    George C. Scott’s performance as General Buck Turgidson in the 1964 film Dr. Strangelove or: How I Learned to Stop Worrying and Love the Bomb is notable, hilarious even, for the utter sincerity and optimism with which he rationalizes the mass civilian deaths that will result from a nuclear exchange with the Soviet Union. Of course, it may have been slightly funnier had Americans not just come right to the brink of such a horror in the Cuban Missile Crisis, though certainly less poignant.

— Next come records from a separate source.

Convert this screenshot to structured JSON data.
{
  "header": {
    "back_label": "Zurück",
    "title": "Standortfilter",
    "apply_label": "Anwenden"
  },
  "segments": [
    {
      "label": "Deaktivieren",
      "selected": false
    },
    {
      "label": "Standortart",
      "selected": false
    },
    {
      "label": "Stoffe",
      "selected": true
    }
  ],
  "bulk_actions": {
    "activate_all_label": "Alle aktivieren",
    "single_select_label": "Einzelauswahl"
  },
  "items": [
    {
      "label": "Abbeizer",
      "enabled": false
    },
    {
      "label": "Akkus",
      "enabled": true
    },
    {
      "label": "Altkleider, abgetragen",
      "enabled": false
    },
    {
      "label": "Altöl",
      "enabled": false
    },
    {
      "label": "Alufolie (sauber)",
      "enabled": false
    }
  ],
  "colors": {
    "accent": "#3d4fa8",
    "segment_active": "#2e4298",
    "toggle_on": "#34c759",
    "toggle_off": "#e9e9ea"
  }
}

The use of nuclear weapons in Japan in 1945 by the United States launched the world...

  9. 5 What Is a Disaster?
    (pp. 209-249)

    In 1951 the U.S. Federal Civil Defense Administration (FCDA) released a film based on its widely circulated publication Survival Under Atomic Attack.¹ The eight-minute film advises its viewers—Americans facing the first hot moment of the Cold War, with fighting underway on the Korean Peninsula—as to exactly how they can save their lives and protect their families and homes should their city come under nuclear bombardment. In one extended sequence, the narrator explains in detail how a typical family should behave once the air raid alert sounds. “The alert will be a warbling siren blast lasting three minutes,” a...

  10. 6 A Nation of Hazards
    (pp. 250-298)

    What is it like always to live right on the edge of disaster? This is the question raised by Don DeLillo’s 1984 National Book Award-winning novel White Noise. In White Noise the disaster is a “toxic airborne event,” a billowing cloud of “Nyodene D” released in a rail accident exposing the protagonist, a college professor (of Hitler Studies) named Jack Gladney, and his family, as they attempt to evacuate. At the disaster relief center the SIMUVAC civil defense expert is on the scene, annoyed a bit that the reality of the disaster deviated from his computer prediction models, but able...

  11. CONCLUSION
    (pp. 299-312)

    Sally Regenhard holding a photo of her son, a fireman killed on September 11 (see page 285). It is a moment of collective grief, one in which we ask ourselves: how do we wish to live? Is unwanted death and destruction always the trade-off for technological risk-taking and relentless American modernization? And if it is, then shouldn’t we as a free society discuss that bargain more frequently and more passionately, shouldn’t it be a more central debate in a modern democratic state? Shouldn’t we know more about the people and the institutions that frame these trade-offs for us—the disaster...

  12. NOTES
    (pp. 313-344)
  13. INDEX
    (pp. 345-347)
  14. ACKNOWLEDGMENTS
    (pp. 348-350)